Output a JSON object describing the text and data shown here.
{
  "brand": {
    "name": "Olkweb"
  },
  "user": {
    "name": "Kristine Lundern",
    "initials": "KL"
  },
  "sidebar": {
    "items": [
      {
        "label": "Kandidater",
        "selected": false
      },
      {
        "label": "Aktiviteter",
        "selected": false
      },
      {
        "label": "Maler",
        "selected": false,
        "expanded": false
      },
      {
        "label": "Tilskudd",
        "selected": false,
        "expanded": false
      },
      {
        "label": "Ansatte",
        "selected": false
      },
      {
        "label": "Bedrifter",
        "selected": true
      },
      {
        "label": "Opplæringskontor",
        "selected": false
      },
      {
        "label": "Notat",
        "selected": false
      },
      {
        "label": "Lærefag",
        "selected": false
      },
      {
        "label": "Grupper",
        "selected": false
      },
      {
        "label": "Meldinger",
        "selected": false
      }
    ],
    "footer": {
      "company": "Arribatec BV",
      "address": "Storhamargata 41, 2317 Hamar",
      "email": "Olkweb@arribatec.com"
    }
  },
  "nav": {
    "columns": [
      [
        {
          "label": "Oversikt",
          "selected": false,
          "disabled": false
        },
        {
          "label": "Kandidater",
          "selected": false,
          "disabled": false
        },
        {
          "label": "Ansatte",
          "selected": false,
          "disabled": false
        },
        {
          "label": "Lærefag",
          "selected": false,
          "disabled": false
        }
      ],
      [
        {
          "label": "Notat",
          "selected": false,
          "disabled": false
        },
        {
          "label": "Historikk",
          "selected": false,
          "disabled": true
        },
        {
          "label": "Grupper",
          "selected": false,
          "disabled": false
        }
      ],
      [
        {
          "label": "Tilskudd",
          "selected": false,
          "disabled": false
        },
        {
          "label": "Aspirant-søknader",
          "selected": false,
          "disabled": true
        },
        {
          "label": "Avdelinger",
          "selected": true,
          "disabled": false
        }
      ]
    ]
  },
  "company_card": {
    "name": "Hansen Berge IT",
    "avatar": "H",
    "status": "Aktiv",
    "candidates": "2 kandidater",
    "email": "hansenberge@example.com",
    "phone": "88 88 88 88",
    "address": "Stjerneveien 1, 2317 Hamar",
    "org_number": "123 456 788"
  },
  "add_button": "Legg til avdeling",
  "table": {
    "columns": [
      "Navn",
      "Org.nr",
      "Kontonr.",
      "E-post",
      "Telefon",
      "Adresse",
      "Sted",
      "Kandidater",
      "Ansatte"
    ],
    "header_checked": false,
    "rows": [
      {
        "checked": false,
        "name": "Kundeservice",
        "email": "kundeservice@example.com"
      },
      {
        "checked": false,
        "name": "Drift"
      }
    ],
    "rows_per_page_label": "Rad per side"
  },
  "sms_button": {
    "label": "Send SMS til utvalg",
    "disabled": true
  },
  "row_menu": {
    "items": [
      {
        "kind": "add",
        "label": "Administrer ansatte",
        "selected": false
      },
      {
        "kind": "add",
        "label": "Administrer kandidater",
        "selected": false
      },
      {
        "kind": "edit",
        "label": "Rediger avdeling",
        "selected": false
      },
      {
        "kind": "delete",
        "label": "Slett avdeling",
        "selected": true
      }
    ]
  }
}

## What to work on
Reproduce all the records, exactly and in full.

## Result
Output a JSON object describing the text and data shown here.
{
  "brand": {
    "name": "Olkweb"
  },
  "user": {
    "name": "Kristine Lundern",
    "initials": "KL"
  },
  "sidebar": {
    "items": [
      {
        "label": "Kandidater",
        "selected": false
      },
      {
        "label": "Aktiviteter",
        "selected": false
      },
      {
        "label": "Maler",
        "selected": false,
        "expanded": false
      },
      {
        "label": "Tilskudd",
        "selected": false,
        "expanded": false
      },
      {
        "label": "Ansatte",
        "selected": false
      },
      {
        "label": "Bedrifter",
        "selected": true
      },
      {
        "label": "Opplæringskontor",
        "selected": false
      },
      {
        "label": "Notat",
        "selected": false
      },
      {
        "label": "Lærefag",
        "selected": false
      },
      {
        "label": "Grupper",
        "selected": false
      },
      {
        "label": "Meldinger",
        "selected": false
      }
    ],
    "footer": {
      "company": "Arribatec BV",
      "address": "Storhamargata 41, 2317 Hamar",
      "email": "Olkweb@arribatec.com"
    }
  },
  "nav": {
    "columns": [
      [
        {
          "label": "Oversikt",
          "selected": false,
          "disabled": false
        },
        {
          "label": "Kandidater",
          "selected": false,
          "disabled": false
        },
        {
          "label": "Ansatte",
          "selected": false,
          "disabled": false
        },
        {
          "label": "Lærefag",
          "selected": false,
          "disabled": false
        }
      ],
      [
        {
          "label": "Notat",
          "selected": false,
          "disabled": false
        },
        {
          "label": "Historikk",
          "selected": false,
          "disabled": true
        },
        {
          "label": "Grupper",
          "selected": false,
          "disabled": false
        }
      ],
      [
        {
          "label": "Tilskudd",
          "selected": false,
          "disabled": false
        },
        {
          "label": "Aspirant-søknader",
          "selected": false,
          "disabled": true
        },
        {
          "label": "Avdelinger",
          "selected": true,
          "disabled": false
        }
      ]
    ]
  },
  "company_card": {
    "name": "Hansen Berge IT",
    "avatar": "H",
    "status": "Aktiv",
    "candidates": "2 kandidater",
    "email": "hansenberge@example.com",
    "phone": "88 88 88 88",
    "address": "Stjerneveien 1, 2317 Hamar",
    "org_number": "123 456 788"
  },
  "add_button": "Legg til avdeling",
  "table": {
    "columns": [
      "Navn",
      "Org.nr",
      "Kontonr.",
      "E-post",
      "Telefon",
      "Adresse",
      "Sted",
      "Kandidater",
      "Ansatte"
    ],
    "header_checked": false,
    "rows": [
      {
        "checked": false,
        "name": "Kundeservice",
        "email": "kundeservice@example.com"
      },
      {
        "checked": false,
        "name": "Drift"
      }
    ],
    "rows_per_page_label": "Rad per side"
  },
  "sms_button": {
    "label": "Send SMS til utvalg",
    "disabled": true
  },
  "row_menu": {
    "items": [
      {
        "kind": "add",
        "label": "Administrer ansatte",
        "selected": false
      },
      {
        "kind": "add",
        "label": "Administrer kandidater",
        "selected": false
      },
      {
        "kind": "edit",
        "label": "Rediger avdeling",
        "selected": false
      },
      {
        "kind": "delete",
        "label": "Slett avdeling",
        "selected": true
      }
    ]
  }
}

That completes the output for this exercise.